Provided information:

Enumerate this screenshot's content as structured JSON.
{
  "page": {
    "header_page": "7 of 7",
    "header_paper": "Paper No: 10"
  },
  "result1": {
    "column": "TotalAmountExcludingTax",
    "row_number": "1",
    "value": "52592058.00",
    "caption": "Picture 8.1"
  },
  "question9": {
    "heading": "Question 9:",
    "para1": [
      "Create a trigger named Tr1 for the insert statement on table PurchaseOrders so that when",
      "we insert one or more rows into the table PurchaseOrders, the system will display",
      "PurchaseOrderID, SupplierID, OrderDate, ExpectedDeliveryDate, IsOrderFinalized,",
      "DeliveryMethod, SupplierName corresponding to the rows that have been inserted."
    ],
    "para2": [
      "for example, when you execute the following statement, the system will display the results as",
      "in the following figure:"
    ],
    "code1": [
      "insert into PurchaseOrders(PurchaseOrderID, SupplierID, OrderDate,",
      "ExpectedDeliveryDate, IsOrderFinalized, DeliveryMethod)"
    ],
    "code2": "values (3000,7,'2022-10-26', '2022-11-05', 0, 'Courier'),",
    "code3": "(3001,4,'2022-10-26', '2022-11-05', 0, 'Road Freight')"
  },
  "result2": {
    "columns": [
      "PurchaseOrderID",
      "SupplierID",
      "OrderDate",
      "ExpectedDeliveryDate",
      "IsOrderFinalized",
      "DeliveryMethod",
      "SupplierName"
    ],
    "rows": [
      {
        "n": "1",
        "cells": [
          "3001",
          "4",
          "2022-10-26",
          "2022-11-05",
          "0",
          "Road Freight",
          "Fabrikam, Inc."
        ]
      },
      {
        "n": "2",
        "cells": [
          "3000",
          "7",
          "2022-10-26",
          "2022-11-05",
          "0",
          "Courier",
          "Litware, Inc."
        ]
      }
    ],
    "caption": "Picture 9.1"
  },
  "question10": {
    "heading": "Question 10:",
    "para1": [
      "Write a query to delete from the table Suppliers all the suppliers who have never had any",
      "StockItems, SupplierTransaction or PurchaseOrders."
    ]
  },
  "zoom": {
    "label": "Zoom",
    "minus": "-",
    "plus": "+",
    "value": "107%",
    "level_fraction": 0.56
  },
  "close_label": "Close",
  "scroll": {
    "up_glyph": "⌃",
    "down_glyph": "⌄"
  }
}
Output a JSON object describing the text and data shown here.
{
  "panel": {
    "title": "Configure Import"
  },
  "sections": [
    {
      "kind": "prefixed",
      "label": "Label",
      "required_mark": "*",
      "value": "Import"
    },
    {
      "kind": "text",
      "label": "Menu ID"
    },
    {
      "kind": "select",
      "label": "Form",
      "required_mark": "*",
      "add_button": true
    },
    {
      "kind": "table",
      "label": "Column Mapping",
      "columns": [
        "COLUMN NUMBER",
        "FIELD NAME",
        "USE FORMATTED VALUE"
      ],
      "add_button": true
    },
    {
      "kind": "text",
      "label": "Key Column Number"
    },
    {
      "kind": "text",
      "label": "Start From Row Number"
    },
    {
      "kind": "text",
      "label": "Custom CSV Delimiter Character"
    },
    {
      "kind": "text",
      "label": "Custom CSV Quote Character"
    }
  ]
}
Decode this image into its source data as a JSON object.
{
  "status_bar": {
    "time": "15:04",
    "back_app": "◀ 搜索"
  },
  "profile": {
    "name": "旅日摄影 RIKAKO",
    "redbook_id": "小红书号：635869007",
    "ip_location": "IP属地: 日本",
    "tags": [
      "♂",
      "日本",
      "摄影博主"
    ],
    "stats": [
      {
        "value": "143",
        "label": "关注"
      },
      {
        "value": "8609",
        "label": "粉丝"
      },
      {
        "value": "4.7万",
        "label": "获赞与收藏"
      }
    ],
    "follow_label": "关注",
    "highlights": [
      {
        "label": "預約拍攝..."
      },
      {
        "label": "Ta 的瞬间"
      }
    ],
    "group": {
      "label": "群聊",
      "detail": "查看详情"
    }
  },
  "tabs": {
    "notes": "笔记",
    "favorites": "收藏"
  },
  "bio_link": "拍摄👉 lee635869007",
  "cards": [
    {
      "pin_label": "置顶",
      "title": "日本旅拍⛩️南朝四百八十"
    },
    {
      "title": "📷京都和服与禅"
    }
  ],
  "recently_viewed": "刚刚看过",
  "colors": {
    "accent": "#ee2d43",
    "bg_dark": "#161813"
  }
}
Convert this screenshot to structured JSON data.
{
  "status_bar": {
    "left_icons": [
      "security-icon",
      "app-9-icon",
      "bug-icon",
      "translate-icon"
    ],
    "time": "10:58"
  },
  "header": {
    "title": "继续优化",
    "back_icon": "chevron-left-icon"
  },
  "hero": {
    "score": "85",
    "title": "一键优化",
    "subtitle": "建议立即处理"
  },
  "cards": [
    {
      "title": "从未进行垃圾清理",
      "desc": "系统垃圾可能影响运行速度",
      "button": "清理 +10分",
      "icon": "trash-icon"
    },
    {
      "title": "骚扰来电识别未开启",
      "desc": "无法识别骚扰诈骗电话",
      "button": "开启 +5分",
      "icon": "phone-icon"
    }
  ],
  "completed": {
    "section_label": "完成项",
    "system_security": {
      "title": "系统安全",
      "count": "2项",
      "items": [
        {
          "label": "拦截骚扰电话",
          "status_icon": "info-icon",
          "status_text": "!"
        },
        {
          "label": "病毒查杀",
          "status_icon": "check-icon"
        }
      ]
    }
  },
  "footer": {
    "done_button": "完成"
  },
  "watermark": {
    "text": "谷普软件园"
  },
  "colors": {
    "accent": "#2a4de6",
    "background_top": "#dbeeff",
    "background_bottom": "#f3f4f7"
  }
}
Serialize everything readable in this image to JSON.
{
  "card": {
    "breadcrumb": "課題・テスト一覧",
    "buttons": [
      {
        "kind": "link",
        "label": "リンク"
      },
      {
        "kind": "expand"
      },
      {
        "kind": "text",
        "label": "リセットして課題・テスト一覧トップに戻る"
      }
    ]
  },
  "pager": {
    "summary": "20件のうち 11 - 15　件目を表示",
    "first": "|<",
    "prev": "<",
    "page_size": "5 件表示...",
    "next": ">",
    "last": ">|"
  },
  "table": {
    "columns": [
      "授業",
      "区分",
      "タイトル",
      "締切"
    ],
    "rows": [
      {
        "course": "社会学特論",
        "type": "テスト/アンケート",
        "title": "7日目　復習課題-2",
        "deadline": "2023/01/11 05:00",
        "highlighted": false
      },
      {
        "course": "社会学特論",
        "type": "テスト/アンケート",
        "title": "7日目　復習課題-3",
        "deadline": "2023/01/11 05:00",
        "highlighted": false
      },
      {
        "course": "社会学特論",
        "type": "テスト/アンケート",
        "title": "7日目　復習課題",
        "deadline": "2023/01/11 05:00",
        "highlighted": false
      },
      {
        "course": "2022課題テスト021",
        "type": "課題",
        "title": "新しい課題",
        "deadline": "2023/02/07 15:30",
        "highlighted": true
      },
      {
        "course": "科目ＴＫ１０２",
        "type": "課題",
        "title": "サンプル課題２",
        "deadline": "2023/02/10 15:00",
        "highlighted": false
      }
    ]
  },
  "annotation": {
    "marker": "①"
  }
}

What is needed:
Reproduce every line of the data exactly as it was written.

Result of this task:
Enumerate this screenshot's content as structured JSON.
{
  "page": {
    "header_page": "7 of 7",
    "header_paper": "Paper No: 10"
  },
  "result1": {
    "column": "TotalAmountExcludingTax",
    "row_number": "1",
    "value": "52592058.00",
    "caption": "Picture 8.1"
  },
  "question9": {
    "heading": "Question 9:",
    "para1": [
      "Create a trigger named Tr1 for the insert statement on table PurchaseOrders so that when",
      "we insert one or more rows into the table PurchaseOrders, the system will display",
      "PurchaseOrderID, SupplierID, OrderDate, ExpectedDeliveryDate, IsOrderFinalized,",
      "DeliveryMethod, SupplierName corresponding to the rows that have been inserted."
    ],
    "para2": [
      "for example, when you execute the following statement, the system will display the results as",
      "in the following figure:"
    ],
    "code1": [
      "insert into PurchaseOrders(PurchaseOrderID, SupplierID, OrderDate,",
      "ExpectedDeliveryDate, IsOrderFinalized, DeliveryMethod)"
    ],
    "code2": "values (3000,7,'2022-10-26', '2022-11-05', 0, 'Courier'),",
    "code3": "(3001,4,'2022-10-26', '2022-11-05', 0, 'Road Freight')"
  },
  "result2": {
    "columns": [
      "PurchaseOrderID",
      "SupplierID",
      "OrderDate",
      "ExpectedDeliveryDate",
      "IsOrderFinalized",
      "DeliveryMethod",
      "SupplierName"
    ],
    "rows": [
      {
        "n": "1",
        "cells": [
          "3001",
          "4",
          "2022-10-26",
          "2022-11-05",
          "0",
          "Road Freight",
          "Fabrikam, Inc."
        ]
      },
      {
        "n": "2",
        "cells": [
          "3000",
          "7",
          "2022-10-26",
          "2022-11-05",
          "0",
          "Courier",
          "Litware, Inc."
        ]
      }
    ],
    "caption": "Picture 9.1"
  },
  "question10": {
    "heading": "Question 10:",
    "para1": [
      "Write a query to delete from the table Suppliers all the suppliers who have never had any",
      "StockItems, SupplierTransaction or PurchaseOrders."
    ]
  },
  "zoom": {
    "label": "Zoom",
    "minus": "-",
    "plus": "+",
    "value": "107%",
    "level_fraction": 0.56
  },
  "close_label": "Close",
  "scroll": {
    "up_glyph": "⌃",
    "down_glyph": "⌄"
  }
}
Output a JSON object describing the text and data shown here.
{
  "panel": {
    "title": "Configure Import"
  },
  "sections": [
    {
      "kind": "prefixed",
      "label": "Label",
      "required_mark": "*",
      "value": "Import"
    },
    {
      "kind": "text",
      "label": "Menu ID"
    },
    {
      "kind": "select",
      "label": "Form",
      "required_mark": "*",
      "add_button": true
    },
    {
      "kind": "table",
      "label": "Column Mapping",
      "columns": [
        "COLUMN NUMBER",
        "FIELD NAME",
        "USE FORMATTED VALUE"
      ],
      "add_button": true
    },
    {
      "kind": "text",
      "label": "Key Column Number"
    },
    {
      "kind": "text",
      "label": "Start From Row Number"
    },
    {
      "kind": "text",
      "label": "Custom CSV Delimiter Character"
    },
    {
      "kind": "text",
      "label": "Custom CSV Quote Character"
    }
  ]
}
Decode this image into its source data as a JSON object.
{
  "status_bar": {
    "time": "15:04",
    "back_app": "◀ 搜索"
  },
  "profile": {
    "name": "旅日摄影 RIKAKO",
    "redbook_id": "小红书号：635869007",
    "ip_location": "IP属地: 日本",
    "tags": [
      "♂",
      "日本",
      "摄影博主"
    ],
    "stats": [
      {
        "value": "143",
        "label": "关注"
      },
      {
        "value": "8609",
        "label": "粉丝"
      },
      {
        "value": "4.7万",
        "label": "获赞与收藏"
      }
    ],
    "follow_label": "关注",
    "highlights": [
      {
        "label": "預約拍攝..."
      },
      {
        "label": "Ta 的瞬间"
      }
    ],
    "group": {
      "label": "群聊",
      "detail": "查看详情"
    }
  },
  "tabs": {
    "notes": "笔记",
    "favorites": "收藏"
  },
  "bio_link": "拍摄👉 lee635869007",
  "cards": [
    {
      "pin_label": "置顶",
      "title": "日本旅拍⛩️南朝四百八十"
    },
    {
      "title": "📷京都和服与禅"
    }
  ],
  "recently_viewed": "刚刚看过",
  "colors": {
    "accent": "#ee2d43",
    "bg_dark": "#161813"
  }
}
Convert this screenshot to structured JSON data.
{
  "status_bar": {
    "left_icons": [
      "security-icon",
      "app-9-icon",
      "bug-icon",
      "translate-icon"
    ],
    "time": "10:58"
  },
  "header": {
    "title": "继续优化",
    "back_icon": "chevron-left-icon"
  },
  "hero": {
    "score": "85",
    "title": "一键优化",
    "subtitle": "建议立即处理"
  },
  "cards": [
    {
      "title": "从未进行垃圾清理",
      "desc": "系统垃圾可能影响运行速度",
      "button": "清理 +10分",
      "icon": "trash-icon"
    },
    {
      "title": "骚扰来电识别未开启",
      "desc": "无法识别骚扰诈骗电话",
      "button": "开启 +5分",
      "icon": "phone-icon"
    }
  ],
  "completed": {
    "section_label": "完成项",
    "system_security": {
      "title": "系统安全",
      "count": "2项",
      "items": [
        {
          "label": "拦截骚扰电话",
          "status_icon": "info-icon",
          "status_text": "!"
        },
        {
          "label": "病毒查杀",
          "status_icon": "check-icon"
        }
      ]
    }
  },
  "footer": {
    "done_button": "完成"
  },
  "watermark": {
    "text": "谷普软件园"
  },
  "colors": {
    "accent": "#2a4de6",
    "background_top": "#dbeeff",
    "background_bottom": "#f3f4f7"
  }
}
Serialize everything readable in this image to JSON.
{
  "card": {
    "breadcrumb": "課題・テスト一覧",
    "buttons": [
      {
        "kind": "link",
        "label": "リンク"
      },
      {
        "kind": "expand"
      },
      {
        "kind": "text",
        "label": "リセットして課題・テスト一覧トップに戻る"
      }
    ]
  },
  "pager": {
    "summary": "20件のうち 11 - 15　件目を表示",
    "first": "|<",
    "prev": "<",
    "page_size": "5 件表示...",
    "next": ">",
    "last": ">|"
  },
  "table": {
    "columns": [
      "授業",
      "区分",
      "タイトル",
      "締切"
    ],
    "rows": [
      {
        "course": "社会学特論",
        "type": "テスト/アンケート",
        "title": "7日目　復習課題-2",
        "deadline": "2023/01/11 05:00",
        "highlighted": false
      },
      {
        "course": "社会学特論",
        "type": "テスト/アンケート",
        "title": "7日目　復習課題-3",
        "deadline": "2023/01/11 05:00",
        "highlighted": false
      },
      {
        "course": "社会学特論",
        "type": "テスト/アンケート",
        "title": "7日目　復習課題",
        "deadline": "2023/01/11 05:00",
        "highlighted": false
      },
      {
        "course": "2022課題テスト021",
        "type": "課題",
        "title": "新しい課題",
        "deadline": "2023/02/07 15:30",
        "highlighted": true
      },
      {
        "course": "科目ＴＫ１０２",
        "type": "課題",
        "title": "サンプル課題２",
        "deadline": "2023/02/10 15:00",
        "highlighted": false
      }
    ]
  },
  "annotation": {
    "marker": "①"
  }
}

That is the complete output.